Separately, Chinese President Xi Jinping was in Hong Kong to mark the 20th anniversary of the city's handover from Britain. He greeted thousands of Chinese troops at an army garrison, a display aimed at groups calling for Hong Kong's independence. Xi made clear that China is not letting go.
PRESIDENT XI JINPING, China (through interpreter):
After 20 years of Hong Kong's return to the motherland, the practice of one country, two systems has gained universally acknowledged success. Of course, we have encountered some new situations, new problems and new challenges in the practice. It is not horrible to have problems. The point is to figure out some ways to solve them.
The Chinese Foreign Ministry also caused a stir, dismissing the 1997 agreement with Britain. A spokesman said it — quote — "no longer has any practical significance."

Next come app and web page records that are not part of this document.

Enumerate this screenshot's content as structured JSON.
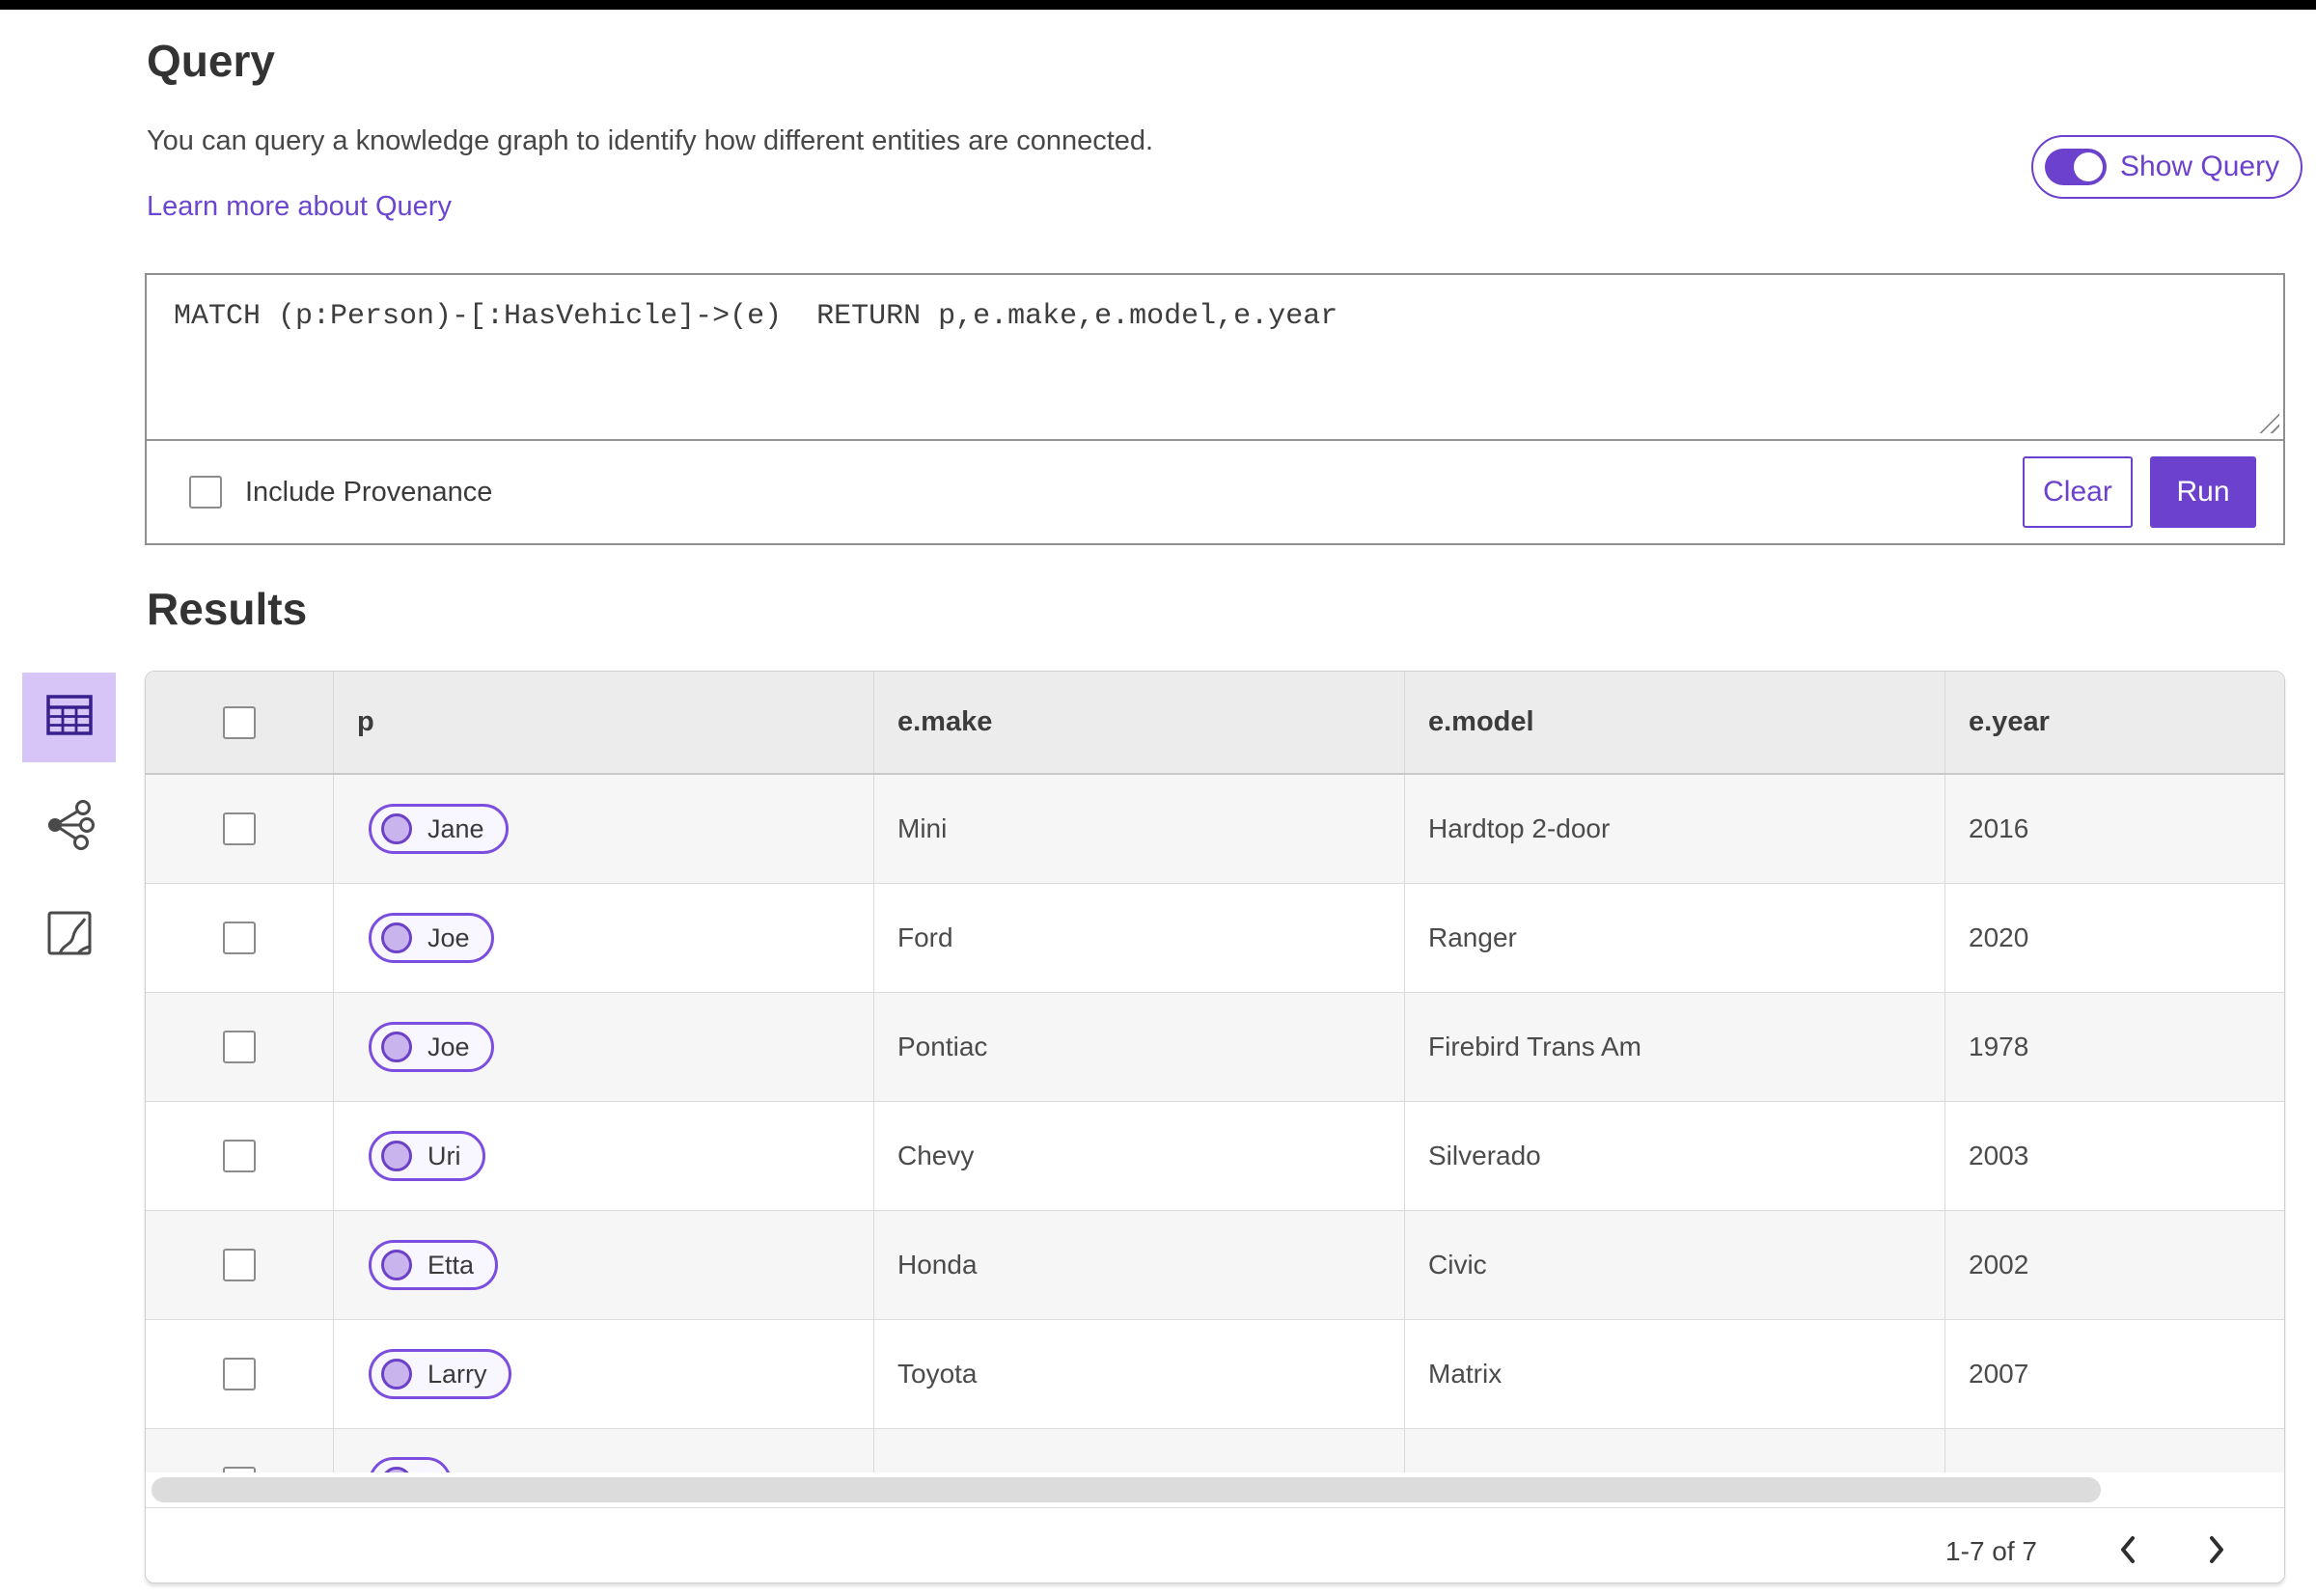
{
  "colors": {
    "accent_purple": "#6b41cd",
    "pill_border": "#7b4ee0",
    "pill_fill": "#f8f6fe",
    "pill_circle": "#c9b4ee",
    "selected_view_bg": "#d6c5f6",
    "header_row_bg": "#ececec",
    "row_alt_bg": "#f6f6f6",
    "top_bar": "#000000"
  },
  "query_section": {
    "title": "Query",
    "description": "You can query a knowledge graph to identify how different entities are connected.",
    "learn_more_link": "Learn more about Query",
    "show_query_toggle": {
      "label": "Show Query",
      "state": "on"
    },
    "editor": {
      "query_text": "MATCH (p:Person)-[:HasVehicle]->(e)  RETURN p,e.make,e.model,e.year"
    },
    "include_provenance": {
      "label": "Include Provenance",
      "checked": false
    },
    "buttons": {
      "clear": "Clear",
      "run": "Run"
    }
  },
  "results_section": {
    "title": "Results",
    "view_switcher": [
      {
        "name": "table-view",
        "selected": true
      },
      {
        "name": "graph-view",
        "selected": false
      },
      {
        "name": "map-view",
        "selected": false
      }
    ],
    "table": {
      "columns": [
        "p",
        "e.make",
        "e.model",
        "e.year"
      ],
      "rows": [
        {
          "p": "Jane",
          "make": "Mini",
          "model": "Hardtop 2-door",
          "year": "2016"
        },
        {
          "p": "Joe",
          "make": "Ford",
          "model": "Ranger",
          "year": "2020"
        },
        {
          "p": "Joe",
          "make": "Pontiac",
          "model": "Firebird Trans Am",
          "year": "1978"
        },
        {
          "p": "Uri",
          "make": "Chevy",
          "model": "Silverado",
          "year": "2003"
        },
        {
          "p": "Etta",
          "make": "Honda",
          "model": "Civic",
          "year": "2002"
        },
        {
          "p": "Larry",
          "make": "Toyota",
          "model": "Matrix",
          "year": "2007"
        }
      ],
      "partial_row_visible": true
    },
    "pagination": {
      "range_label": "1-7 of 7"
    }
  }
}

There is word that the flow of refugees out of Syria has reversed. The U.N. Refugee Agency reports nearly half-a-million Syrians have returned to their homes this year. Most have returned to areas where government forces have regained control after years of fighting.
Back in this country, a gunman opened fire at a hospital in New York City, killing one doctor and seriously wounding several others, before taking his own life. Police said the shooter was also a doctor who had once worked at the Bronx Lebanon Hospital. Emergency crews and heavily armed police descended on the scene. Officials said it was an isolated incident, and not an act of terror.
Local and federal authorities in Chicago unveiled new efforts today to cut the flow of illegal guns, including adding more federal agents. The announcement came as President Trump tweeted that crime and killings in Chicago have reached epidemic proportions. Officials in the city said there's actually been some improvement, but they also welcomed the federal help.
JOEL LEVIN, U.S. Attorney:
Significant progress is being made in the effort to combat the violence in Chicago, but the level of violence continues at an unacceptable level, and it is a battle which can only be fought with all hands on deck. That is state, federal, and local law enforcement.
As of Sunday, there have been more than 1,300 shootings in Chicago this year. That's down from nearly 1,600 at the same point last year.
Firefighting crews are making progress against a wildfire that threatened to engulf an Arizona town. Officials reopened a major roadway in Prescott Valley today, north of Phoenix, and hundreds of people were allowed back into their homes. A few thousand others are still in shelters.
On Wall Street today, the Dow Jones industrial average gained 62 points to close at 21349. The Nasdaq fell about four points, and the S&P 500 added three. Both the Dow and the S&P were up 8 percent for the first half of the year. That is the Dow's best showing since 2013. The Nasdaq rose 14 percent, its best since 2009.
And on a lighter note, Crayola is asking for help naming a new shade of blue. Out of 90,000 submissions, the top five contenders are, dreams come blue, star-spangled blue, blue moon bliss, reach for the stars, my favorite, and blue-tiful.
You can vote on Crayola's Web site starting tomorrow through August 31.